AIM OF THE TASK -
Whenever a picture appears in the listing below, leave it out, and copy exactly the lines from the one containing "Serialize everything readable" through the end.

SOURCE DATA -
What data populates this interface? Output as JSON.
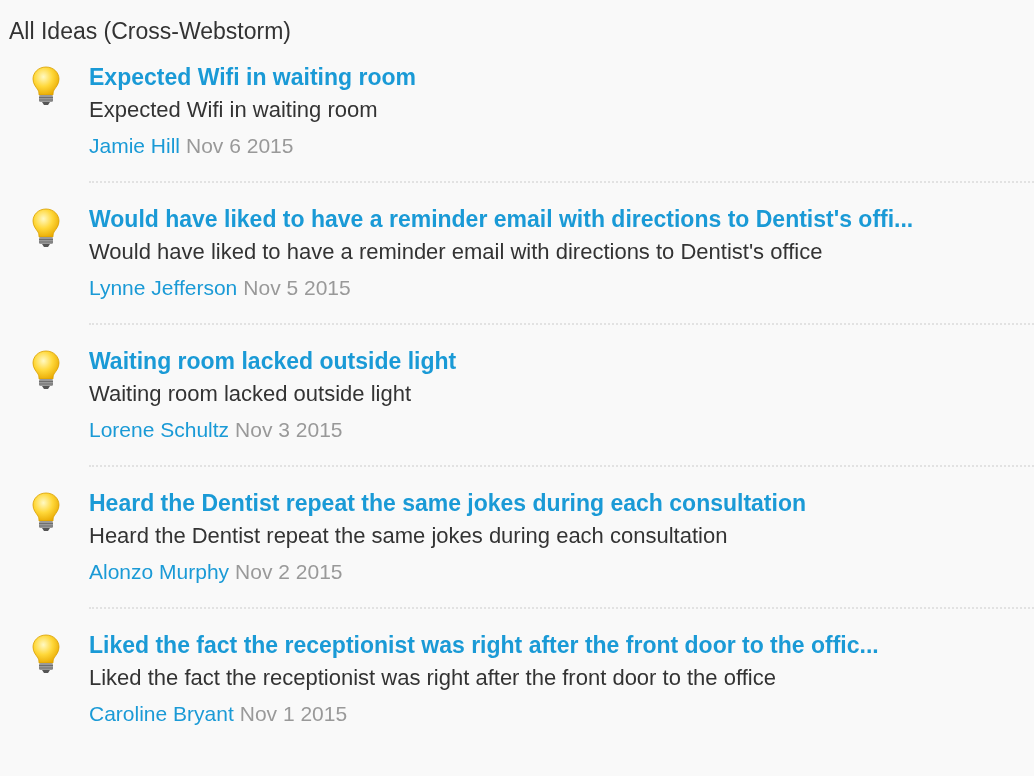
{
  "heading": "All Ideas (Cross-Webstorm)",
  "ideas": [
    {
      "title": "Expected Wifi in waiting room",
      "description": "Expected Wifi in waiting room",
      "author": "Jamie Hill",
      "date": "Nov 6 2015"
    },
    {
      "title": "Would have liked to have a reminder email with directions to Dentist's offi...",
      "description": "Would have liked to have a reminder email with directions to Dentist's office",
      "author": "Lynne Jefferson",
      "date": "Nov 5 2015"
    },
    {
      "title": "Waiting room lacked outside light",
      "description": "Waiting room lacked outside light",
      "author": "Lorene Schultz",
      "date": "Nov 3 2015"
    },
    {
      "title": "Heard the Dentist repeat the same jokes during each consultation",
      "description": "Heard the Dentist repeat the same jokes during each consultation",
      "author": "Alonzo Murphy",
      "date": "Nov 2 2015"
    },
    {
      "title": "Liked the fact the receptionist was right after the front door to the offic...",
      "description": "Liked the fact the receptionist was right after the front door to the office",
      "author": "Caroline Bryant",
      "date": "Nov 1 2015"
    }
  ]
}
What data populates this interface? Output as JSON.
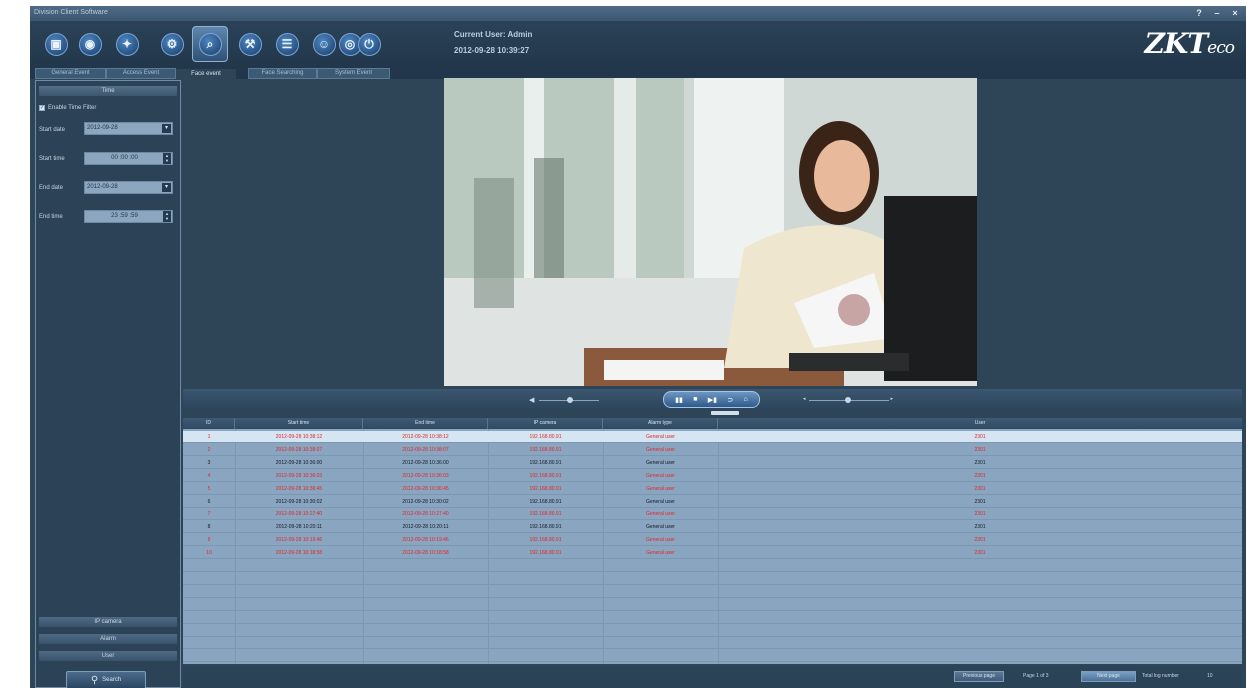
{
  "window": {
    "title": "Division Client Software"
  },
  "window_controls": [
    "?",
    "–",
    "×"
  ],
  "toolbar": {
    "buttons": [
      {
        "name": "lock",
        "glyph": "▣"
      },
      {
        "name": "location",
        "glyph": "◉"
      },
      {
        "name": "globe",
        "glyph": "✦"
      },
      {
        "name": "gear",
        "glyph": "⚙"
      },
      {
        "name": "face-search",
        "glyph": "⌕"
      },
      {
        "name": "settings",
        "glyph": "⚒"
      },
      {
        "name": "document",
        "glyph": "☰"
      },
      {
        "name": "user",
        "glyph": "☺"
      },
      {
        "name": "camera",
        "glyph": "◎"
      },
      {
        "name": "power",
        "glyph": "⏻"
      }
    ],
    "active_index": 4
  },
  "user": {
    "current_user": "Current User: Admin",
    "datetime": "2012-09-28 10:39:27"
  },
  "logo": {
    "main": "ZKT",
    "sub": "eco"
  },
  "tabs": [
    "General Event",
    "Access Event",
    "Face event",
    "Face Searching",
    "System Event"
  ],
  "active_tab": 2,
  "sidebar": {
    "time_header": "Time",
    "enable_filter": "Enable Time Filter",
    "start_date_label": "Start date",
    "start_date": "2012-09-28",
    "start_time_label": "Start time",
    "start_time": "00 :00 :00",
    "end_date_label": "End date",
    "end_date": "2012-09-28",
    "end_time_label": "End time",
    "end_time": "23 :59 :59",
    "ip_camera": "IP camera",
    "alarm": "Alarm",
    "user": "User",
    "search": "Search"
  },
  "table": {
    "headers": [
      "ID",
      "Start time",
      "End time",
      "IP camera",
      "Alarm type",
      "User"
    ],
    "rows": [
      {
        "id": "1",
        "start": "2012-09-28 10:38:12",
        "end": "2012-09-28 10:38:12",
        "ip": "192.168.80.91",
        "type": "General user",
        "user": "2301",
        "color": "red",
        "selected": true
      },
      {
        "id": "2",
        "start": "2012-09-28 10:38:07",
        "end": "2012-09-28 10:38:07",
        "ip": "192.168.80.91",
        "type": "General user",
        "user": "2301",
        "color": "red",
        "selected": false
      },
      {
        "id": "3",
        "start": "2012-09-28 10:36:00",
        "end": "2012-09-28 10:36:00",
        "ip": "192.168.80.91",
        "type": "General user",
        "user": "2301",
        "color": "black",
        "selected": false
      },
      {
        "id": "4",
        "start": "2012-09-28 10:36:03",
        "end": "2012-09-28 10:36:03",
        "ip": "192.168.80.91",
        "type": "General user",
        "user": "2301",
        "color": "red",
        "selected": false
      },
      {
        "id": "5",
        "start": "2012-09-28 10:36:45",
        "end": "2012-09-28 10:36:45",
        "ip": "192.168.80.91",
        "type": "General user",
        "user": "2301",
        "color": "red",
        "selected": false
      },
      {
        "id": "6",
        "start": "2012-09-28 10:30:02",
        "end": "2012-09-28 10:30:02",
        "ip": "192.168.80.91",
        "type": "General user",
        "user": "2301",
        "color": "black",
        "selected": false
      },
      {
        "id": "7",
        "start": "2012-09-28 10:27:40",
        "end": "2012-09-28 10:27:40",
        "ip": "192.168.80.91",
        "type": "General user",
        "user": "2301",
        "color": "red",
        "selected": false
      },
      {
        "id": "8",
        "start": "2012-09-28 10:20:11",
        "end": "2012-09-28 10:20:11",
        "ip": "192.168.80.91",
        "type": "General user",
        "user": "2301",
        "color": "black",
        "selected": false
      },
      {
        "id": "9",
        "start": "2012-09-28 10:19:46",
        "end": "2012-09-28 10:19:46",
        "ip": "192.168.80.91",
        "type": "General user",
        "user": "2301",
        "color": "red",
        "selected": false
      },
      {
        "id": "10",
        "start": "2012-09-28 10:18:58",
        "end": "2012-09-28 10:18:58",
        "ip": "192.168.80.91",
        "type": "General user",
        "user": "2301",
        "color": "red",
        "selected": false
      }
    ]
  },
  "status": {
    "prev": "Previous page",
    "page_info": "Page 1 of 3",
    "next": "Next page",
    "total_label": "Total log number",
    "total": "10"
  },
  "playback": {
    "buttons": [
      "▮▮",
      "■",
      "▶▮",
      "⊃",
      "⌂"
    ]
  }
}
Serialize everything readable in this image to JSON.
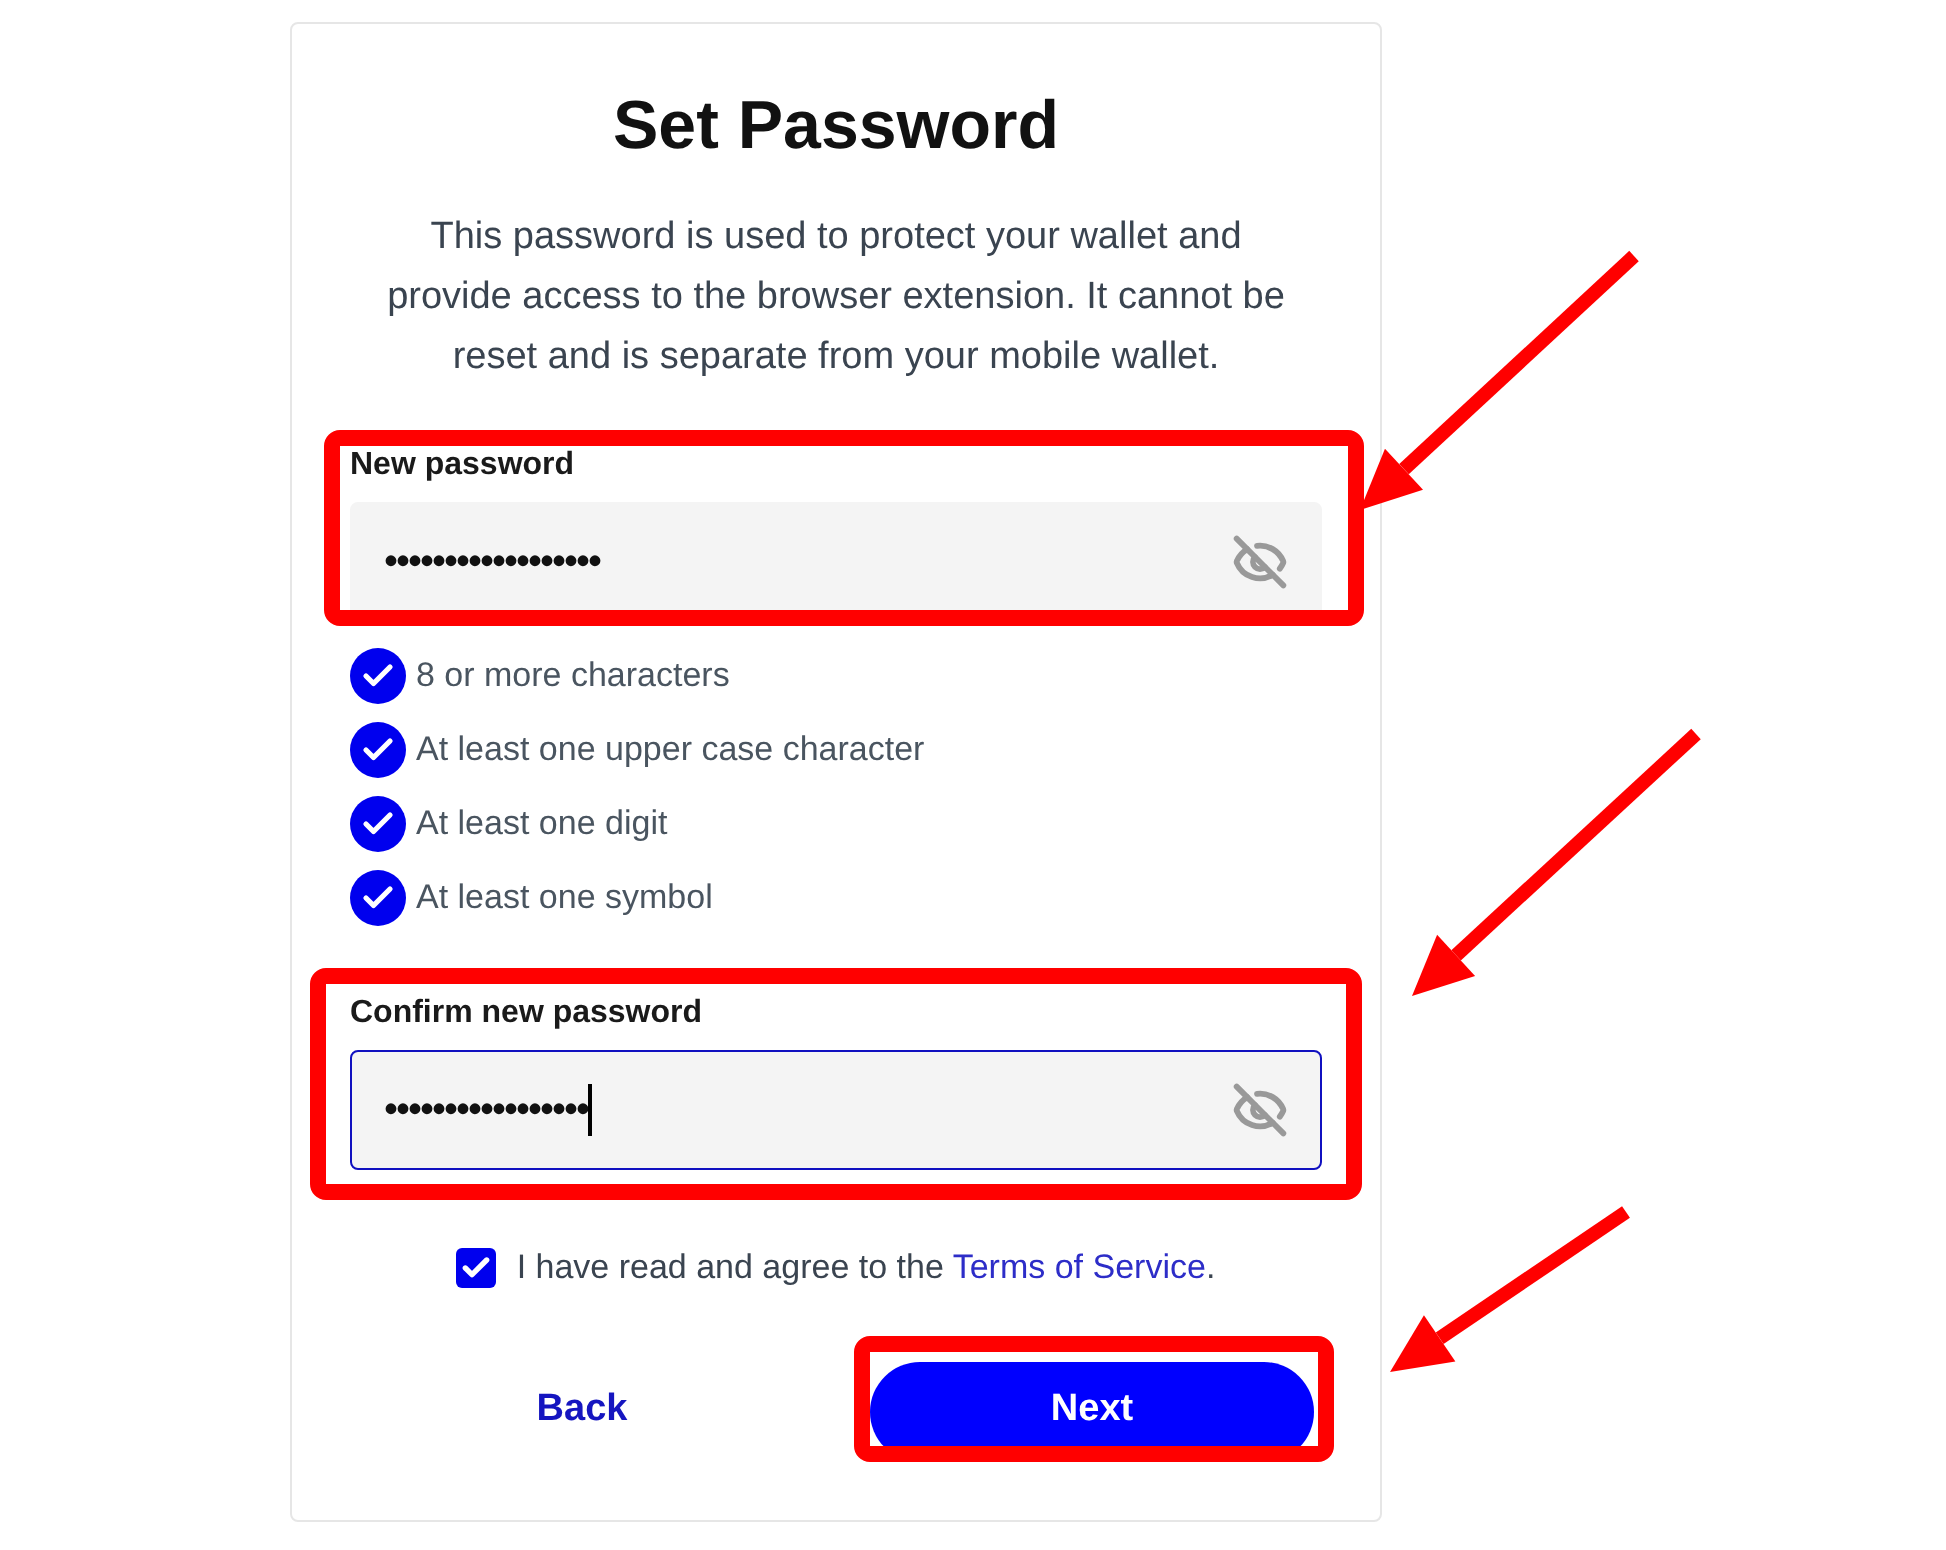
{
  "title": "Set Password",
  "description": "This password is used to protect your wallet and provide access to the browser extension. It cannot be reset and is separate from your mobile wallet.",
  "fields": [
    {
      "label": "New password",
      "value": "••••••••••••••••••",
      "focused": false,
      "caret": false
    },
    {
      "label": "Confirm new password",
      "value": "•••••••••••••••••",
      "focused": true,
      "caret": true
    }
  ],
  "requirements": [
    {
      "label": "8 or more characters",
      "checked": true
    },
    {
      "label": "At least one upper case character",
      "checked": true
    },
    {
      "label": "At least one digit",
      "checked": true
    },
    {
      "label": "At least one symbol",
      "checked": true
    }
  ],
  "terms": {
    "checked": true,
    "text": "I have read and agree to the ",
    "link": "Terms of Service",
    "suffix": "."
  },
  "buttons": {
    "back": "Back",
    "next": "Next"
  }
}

TASK OUTPUT -
Serialize everything readable in this image to JSON.
{
  "title": "Set Password",
  "description": "This password is used to protect your wallet and provide access to the browser extension. It cannot be reset and is separate from your mobile wallet.",
  "fields": [
    {
      "label": "New password",
      "value": "••••••••••••••••••",
      "focused": false,
      "caret": false
    },
    {
      "label": "Confirm new password",
      "value": "•••••••••••••••••",
      "focused": true,
      "caret": true
    }
  ],
  "requirements": [
    {
      "label": "8 or more characters",
      "checked": true
    },
    {
      "label": "At least one upper case character",
      "checked": true
    },
    {
      "label": "At least one digit",
      "checked": true
    },
    {
      "label": "At least one symbol",
      "checked": true
    }
  ],
  "terms": {
    "checked": true,
    "text": "I have read and agree to the ",
    "link": "Terms of Service",
    "suffix": "."
  },
  "buttons": {
    "back": "Back",
    "next": "Next"
  }
}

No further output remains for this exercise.